By Jeanne van der Veen, MS, PAS
Equine Hyperkalemic Periodic Paralysis (HYPP) is an inherited muscle disorder characterized by abnormal muscle movement or activity. The disorder is found primarily in Quarter Horses with a genetic link to the stallion ‘Impressive’. Impressive was used extensively as a sire in many breeding programs for over 25 years, leaving many descendants potentially affected with HYPP.
Symptoms of Equine HYPP include muscle rigidity, fasciculations (spasms), weakness, irregular movement, repeated yawning, prolapse of the third eyelid and involuntary recumbency (collapse). These symptoms may vary from mild to intense, depending on the horse. In extreme cases, if the heart muscle is affected, the disorder may lead to heart failure and death. Yet, many horses carrying the gene for HYPP may not show any signs of the disorder and lead normal lives. Given that Equine HYPP is genetic, however, future breeding of horses carrying the gene should be carefully evaluated.
For horses with HYPP, research at Texas A&M University has suggested that some horses can be managed to prevent the HYPP symptoms from occurring by feeding a low-potassium diet.
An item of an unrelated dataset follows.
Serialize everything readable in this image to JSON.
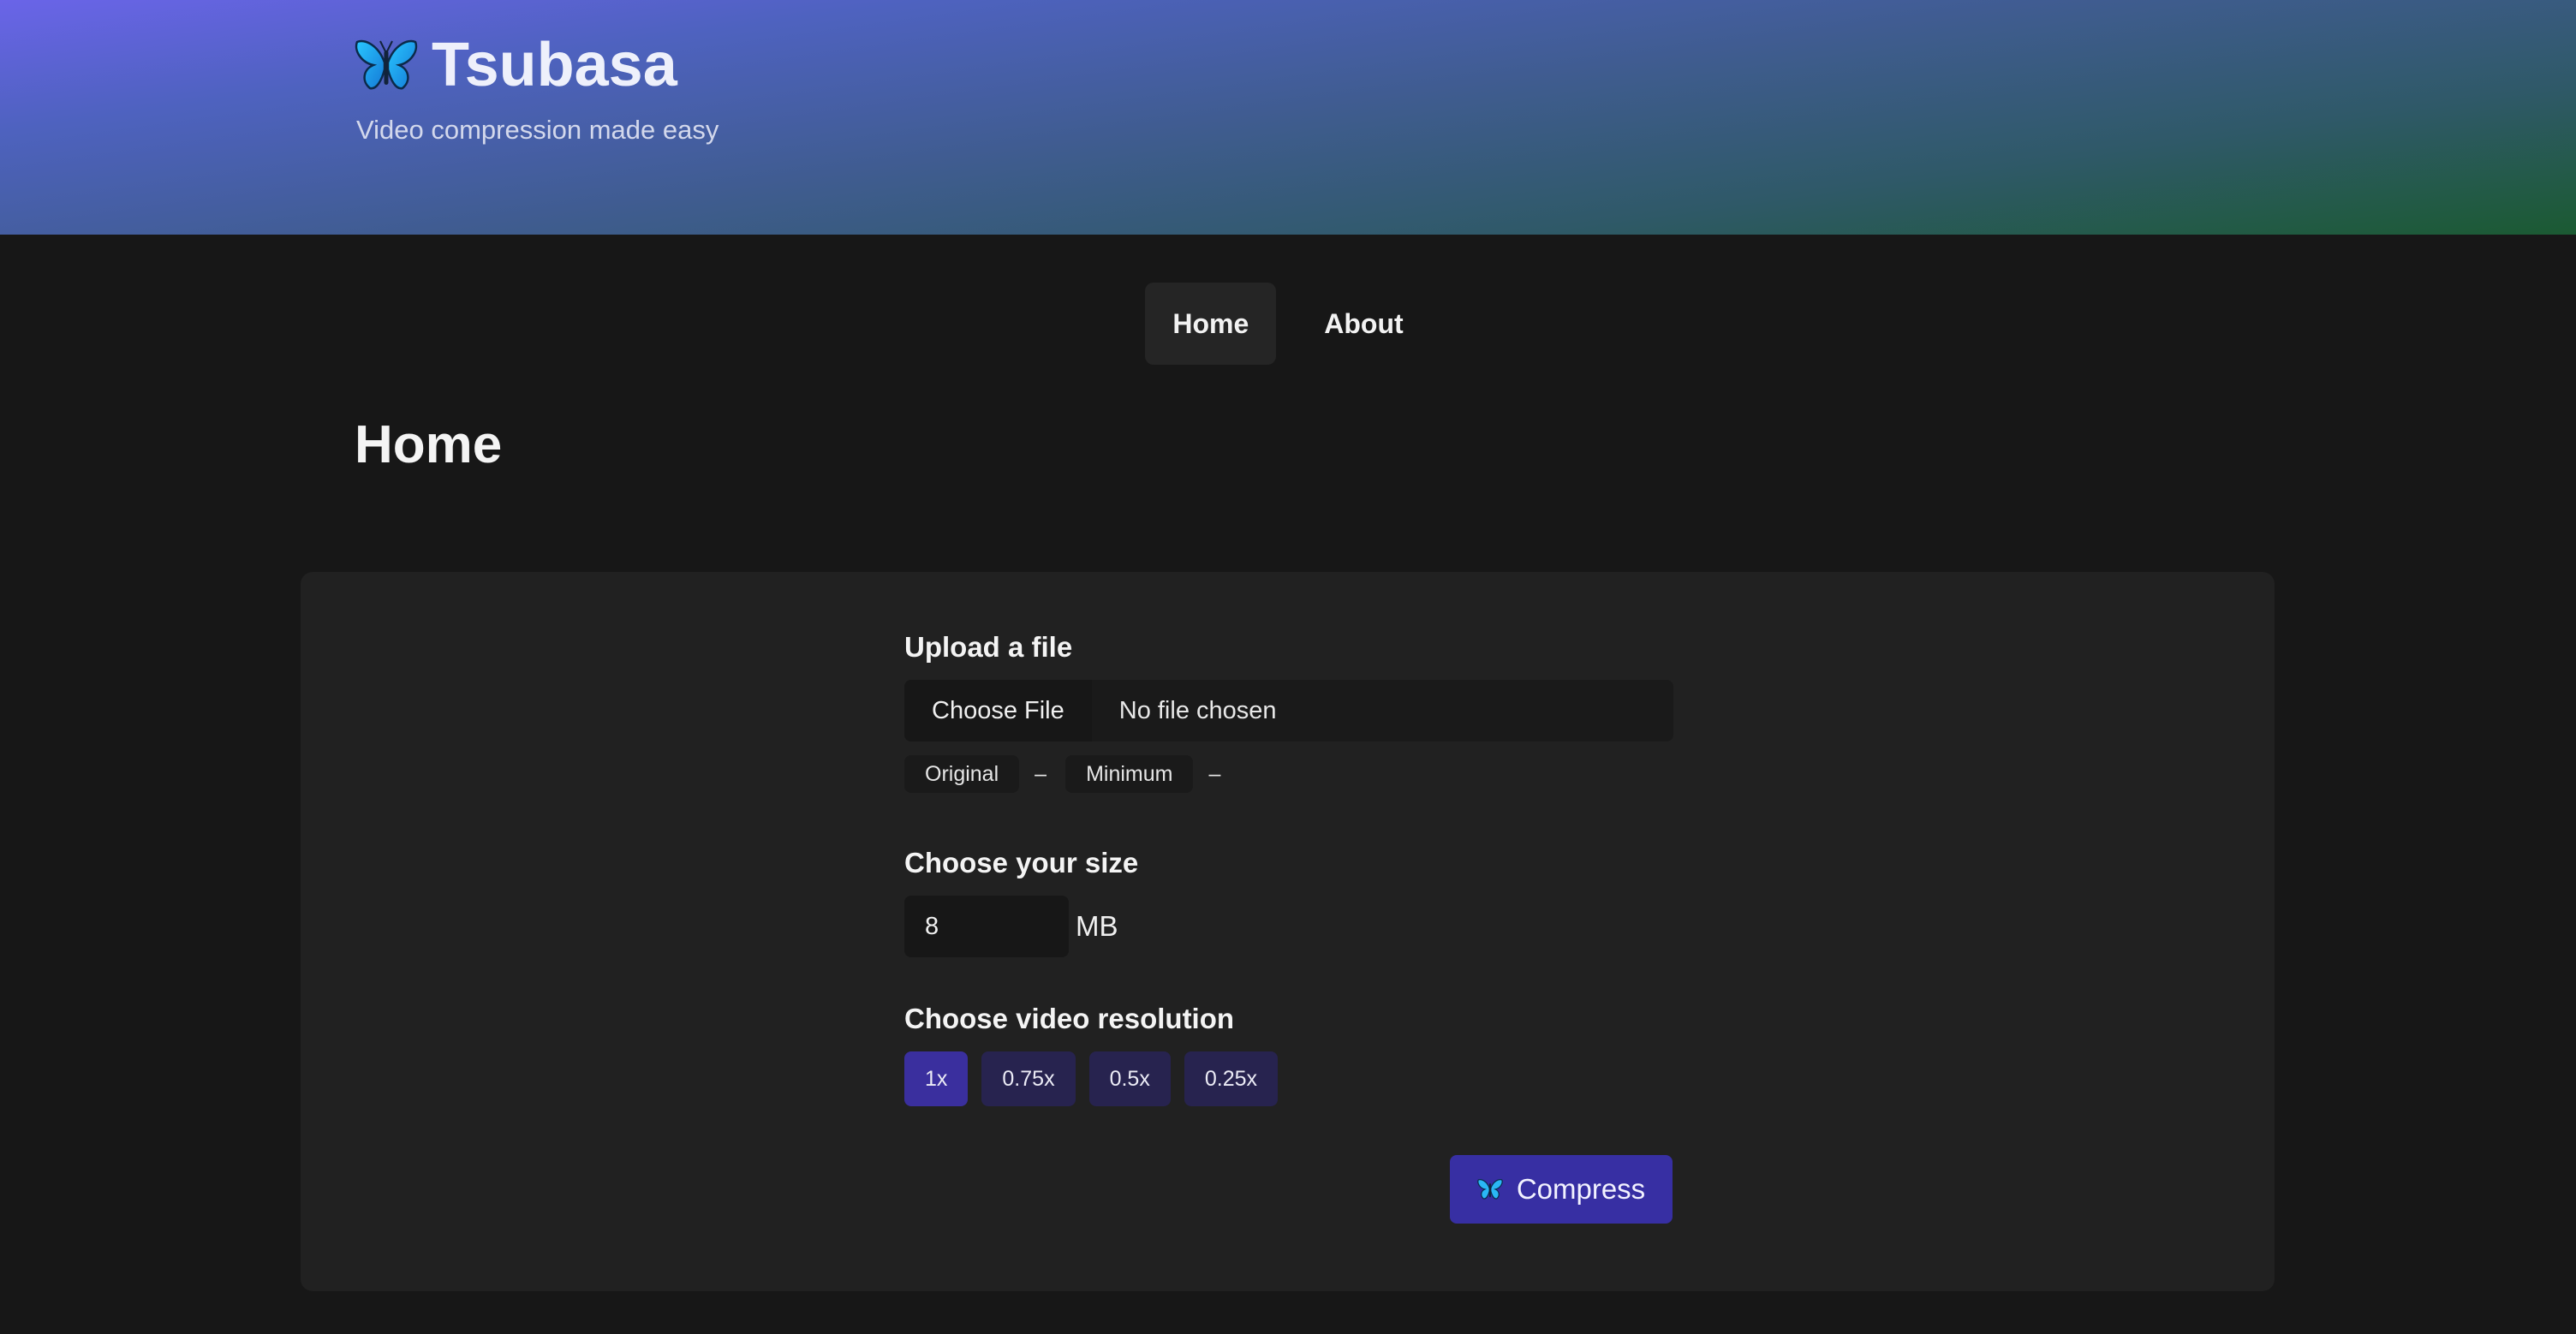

In this study, horses with the gene for HYPP exhibited some degree of HYPP symptoms when total diet potassium levels were at 1.9% and 2.9%. The HYPP horses fed 1.1% potassium in the total diet did not exhibit any symptoms. Thus, recommendations are to keep potassium below 1.5% in the TOTAL diet.
Total diet potassium level includes not only the grain ration provided, but also the hay and/or pasture fed. All Kent Nutrition Group grain rations are below 1.2% potassium, with the sweet feeds being lowest, followed by low- to moderate-fiber pellets and nuggets, then the high-fiber pellets and nuggets. The hay fed along with these grain rations, however, may not be low. Typically, good-quality hay will contain between 1.8% – 2.5% potassium.
For horses exhibiting symptoms of HYPP, one viable alternative is to feed greater amounts of a higher fiber feed and reduce the amount of hay fed to keep potassium levels low. In addition, feeding a hay/fiber substitute type product in place of some of the hay would reduce potassium in the total diet. Even though the potassium level is higher in these higher fiber feeds, by reducing the amount of hay fed and feeding more high-fiber “grain,” the TOTAL potassium in the diet is reduced.
These researchers also suggested that managing horses with HYPP may involve more than just the percent potassium in the feed. Their recommendation was to feed smaller amounts more often (more ‘meals’) to reduce the amount of potassium absorbed in the blood at a given time. The use of pasture will further spread the intake of potassium over time as moisture and availability make it difficult for horses to eat large amounts at once.
Many other factors, such as exercise, may also trigger an episode of Equine HYPP. While further research is needed to fully understand all factors that may lead to an episode of HYPP, current recommendations are to alter feed management practices and provide less than 1.5% potassium in the TOTAL diet.